I get a research packet, and I immerse myself in it. I spend some time going through it and thinking about it. I don’t like a list of questions. I’m not gonna look at it. I’ll make sure that we get everything, but the key to a good interview is to know that when you’re finished, I’m exhausted, the interview subject is exhausted. I turn to the producer and director and say, “Is there anything else?” and they say, “No” or “Yeah, one thing” or “I have two things.” To look down a list of questions is not an interview. You have to get in that person’s mind, you have to live in that moment, and you have to listen, and that’s how you do an interview.
What’s been the most exhausting interview for you?
Oh God. I was in Attica Prison last week, interviewing Danny Pelosi. It’s exhausting because he wants to tell his story all in one breath. And I’m trying to do an interview that’s going to be digestible for viewers and to get the truth out of him. Those are the interviews that are hard work, because you know you have exactly one hour in the prison to do it.
Did you feel that was also your most rewarding interview though?

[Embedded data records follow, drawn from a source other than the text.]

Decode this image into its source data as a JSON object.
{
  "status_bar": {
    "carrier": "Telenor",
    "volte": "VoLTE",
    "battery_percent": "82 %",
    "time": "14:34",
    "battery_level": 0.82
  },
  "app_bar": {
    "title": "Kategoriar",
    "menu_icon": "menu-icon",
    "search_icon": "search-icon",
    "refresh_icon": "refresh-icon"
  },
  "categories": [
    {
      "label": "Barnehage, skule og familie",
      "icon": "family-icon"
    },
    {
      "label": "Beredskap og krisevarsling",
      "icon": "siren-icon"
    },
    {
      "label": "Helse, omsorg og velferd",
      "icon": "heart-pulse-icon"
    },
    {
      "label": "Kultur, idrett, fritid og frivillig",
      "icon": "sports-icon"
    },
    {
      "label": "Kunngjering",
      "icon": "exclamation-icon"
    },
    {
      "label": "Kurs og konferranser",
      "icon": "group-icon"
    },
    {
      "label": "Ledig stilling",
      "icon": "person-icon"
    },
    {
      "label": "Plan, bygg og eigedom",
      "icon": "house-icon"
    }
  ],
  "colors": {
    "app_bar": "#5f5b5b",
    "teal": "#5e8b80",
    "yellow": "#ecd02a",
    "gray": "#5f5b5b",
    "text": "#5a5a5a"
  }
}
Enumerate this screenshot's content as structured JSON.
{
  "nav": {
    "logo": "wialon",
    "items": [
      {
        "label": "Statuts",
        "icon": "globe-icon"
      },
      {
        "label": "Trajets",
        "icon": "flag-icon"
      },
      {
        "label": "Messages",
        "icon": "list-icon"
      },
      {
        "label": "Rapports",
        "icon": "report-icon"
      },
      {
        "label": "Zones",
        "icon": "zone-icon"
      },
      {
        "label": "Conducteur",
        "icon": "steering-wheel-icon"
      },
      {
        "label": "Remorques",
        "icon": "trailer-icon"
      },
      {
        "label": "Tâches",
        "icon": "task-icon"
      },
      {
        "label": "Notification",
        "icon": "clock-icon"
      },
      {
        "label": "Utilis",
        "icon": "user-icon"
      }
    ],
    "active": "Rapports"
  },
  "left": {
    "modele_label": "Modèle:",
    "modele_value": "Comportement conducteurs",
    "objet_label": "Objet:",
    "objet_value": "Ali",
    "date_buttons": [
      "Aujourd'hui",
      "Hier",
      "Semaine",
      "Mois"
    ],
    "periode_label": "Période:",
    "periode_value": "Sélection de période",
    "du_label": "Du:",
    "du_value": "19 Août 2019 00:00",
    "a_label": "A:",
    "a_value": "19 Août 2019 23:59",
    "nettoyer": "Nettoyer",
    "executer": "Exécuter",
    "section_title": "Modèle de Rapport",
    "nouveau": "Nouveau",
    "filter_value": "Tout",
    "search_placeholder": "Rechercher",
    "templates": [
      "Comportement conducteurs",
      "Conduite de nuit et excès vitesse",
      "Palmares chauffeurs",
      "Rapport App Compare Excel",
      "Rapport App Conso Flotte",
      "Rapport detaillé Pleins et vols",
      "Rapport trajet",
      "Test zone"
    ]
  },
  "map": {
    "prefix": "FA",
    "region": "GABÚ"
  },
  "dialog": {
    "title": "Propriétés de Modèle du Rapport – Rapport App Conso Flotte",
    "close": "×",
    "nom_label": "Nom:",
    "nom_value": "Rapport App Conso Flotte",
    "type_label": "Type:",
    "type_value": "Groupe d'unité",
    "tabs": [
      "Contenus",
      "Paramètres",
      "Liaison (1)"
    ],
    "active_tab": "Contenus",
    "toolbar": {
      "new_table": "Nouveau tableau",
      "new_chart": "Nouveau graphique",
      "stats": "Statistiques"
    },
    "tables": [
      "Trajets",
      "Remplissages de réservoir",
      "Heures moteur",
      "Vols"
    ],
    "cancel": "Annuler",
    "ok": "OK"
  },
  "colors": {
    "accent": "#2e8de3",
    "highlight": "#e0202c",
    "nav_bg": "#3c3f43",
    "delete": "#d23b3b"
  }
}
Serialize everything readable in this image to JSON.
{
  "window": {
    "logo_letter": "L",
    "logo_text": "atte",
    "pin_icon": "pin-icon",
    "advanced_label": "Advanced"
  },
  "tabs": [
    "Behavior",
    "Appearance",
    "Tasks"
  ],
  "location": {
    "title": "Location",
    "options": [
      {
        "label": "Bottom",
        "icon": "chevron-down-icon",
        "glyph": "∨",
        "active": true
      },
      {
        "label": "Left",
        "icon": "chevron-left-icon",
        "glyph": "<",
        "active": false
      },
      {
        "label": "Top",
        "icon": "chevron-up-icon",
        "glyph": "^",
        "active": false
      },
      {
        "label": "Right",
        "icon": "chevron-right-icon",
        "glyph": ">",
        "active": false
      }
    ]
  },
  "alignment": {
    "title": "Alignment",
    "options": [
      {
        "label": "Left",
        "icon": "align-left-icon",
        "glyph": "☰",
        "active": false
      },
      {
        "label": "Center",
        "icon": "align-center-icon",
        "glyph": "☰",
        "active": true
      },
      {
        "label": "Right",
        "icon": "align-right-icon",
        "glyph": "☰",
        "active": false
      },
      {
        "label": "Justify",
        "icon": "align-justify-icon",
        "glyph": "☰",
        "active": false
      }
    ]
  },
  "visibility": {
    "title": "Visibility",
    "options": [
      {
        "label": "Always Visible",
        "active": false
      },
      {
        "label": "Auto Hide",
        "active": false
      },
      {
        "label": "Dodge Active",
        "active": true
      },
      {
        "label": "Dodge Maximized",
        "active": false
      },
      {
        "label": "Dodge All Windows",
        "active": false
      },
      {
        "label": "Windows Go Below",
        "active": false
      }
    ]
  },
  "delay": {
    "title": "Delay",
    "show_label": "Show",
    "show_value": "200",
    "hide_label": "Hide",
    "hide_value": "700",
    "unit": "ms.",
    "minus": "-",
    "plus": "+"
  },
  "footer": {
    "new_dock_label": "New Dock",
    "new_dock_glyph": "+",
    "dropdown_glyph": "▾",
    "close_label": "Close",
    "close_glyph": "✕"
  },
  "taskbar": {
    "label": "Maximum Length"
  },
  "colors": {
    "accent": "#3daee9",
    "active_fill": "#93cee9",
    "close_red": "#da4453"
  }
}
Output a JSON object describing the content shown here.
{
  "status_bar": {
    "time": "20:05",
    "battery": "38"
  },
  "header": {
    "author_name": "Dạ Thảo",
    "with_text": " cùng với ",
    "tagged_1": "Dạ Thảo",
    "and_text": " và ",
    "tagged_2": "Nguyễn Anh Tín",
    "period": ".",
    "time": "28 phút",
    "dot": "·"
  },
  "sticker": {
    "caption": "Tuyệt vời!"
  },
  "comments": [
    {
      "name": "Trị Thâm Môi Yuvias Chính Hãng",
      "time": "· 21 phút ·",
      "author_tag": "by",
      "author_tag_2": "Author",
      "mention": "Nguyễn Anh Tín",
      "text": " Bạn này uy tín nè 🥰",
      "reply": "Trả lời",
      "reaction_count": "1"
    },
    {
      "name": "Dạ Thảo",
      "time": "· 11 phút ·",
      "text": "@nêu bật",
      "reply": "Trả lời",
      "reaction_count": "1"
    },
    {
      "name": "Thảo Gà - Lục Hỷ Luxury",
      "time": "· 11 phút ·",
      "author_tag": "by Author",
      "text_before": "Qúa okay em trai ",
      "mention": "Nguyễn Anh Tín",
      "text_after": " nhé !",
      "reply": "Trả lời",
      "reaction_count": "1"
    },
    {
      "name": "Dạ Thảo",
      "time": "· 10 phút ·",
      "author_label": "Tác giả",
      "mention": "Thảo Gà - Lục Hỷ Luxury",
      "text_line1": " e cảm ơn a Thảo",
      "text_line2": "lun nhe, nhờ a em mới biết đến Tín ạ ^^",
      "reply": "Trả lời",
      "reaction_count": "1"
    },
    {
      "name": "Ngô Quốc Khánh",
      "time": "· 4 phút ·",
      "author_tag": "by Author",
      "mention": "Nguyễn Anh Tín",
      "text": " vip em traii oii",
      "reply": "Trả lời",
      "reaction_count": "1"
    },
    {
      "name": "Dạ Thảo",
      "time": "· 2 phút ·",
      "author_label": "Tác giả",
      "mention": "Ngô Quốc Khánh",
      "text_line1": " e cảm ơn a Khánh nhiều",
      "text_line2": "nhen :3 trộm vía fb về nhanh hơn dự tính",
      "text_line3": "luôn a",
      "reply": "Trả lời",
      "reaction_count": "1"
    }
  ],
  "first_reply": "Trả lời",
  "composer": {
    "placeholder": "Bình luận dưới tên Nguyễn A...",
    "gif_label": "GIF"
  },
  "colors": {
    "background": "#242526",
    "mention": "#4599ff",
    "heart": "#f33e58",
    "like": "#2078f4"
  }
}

You know, I’ve had a lot of rewarding interviews. And, a lot of times, it’s the connection you make with the family of the victim, or near-victim, or somebody who spills their heart out to you for the first time. And often times, it’s somebody who’s watched my shows and feels comfortable with doing it. All the interviews we did for Killer Instinct this season, people did it because they trusted us. They trusted me, they trusted the show, and they’re fans of ID, and they were willing to work with us, and I don’t take that responsibility lightly.
Do you have any cases that you would love to investigate that you haven’t had a chance to delve into yet?
Oh yeah. I mean, every time we do an interview with a DA or a detective, they always say, “I have three other stories that are worthy of you looking into.” That’s what gives this series so much of the longevity, is that every time we do a story, we get turned on to three more. So that’s season 4, 5, 6, 7, 8, 9, 10. It’s never-ending. I mean, crime doesn’t stop. And I suppose there’s job security in that [laughs], but we’re there to take a look at it. It never grows old to me. It’s just fascinating and I enjoy digging into it.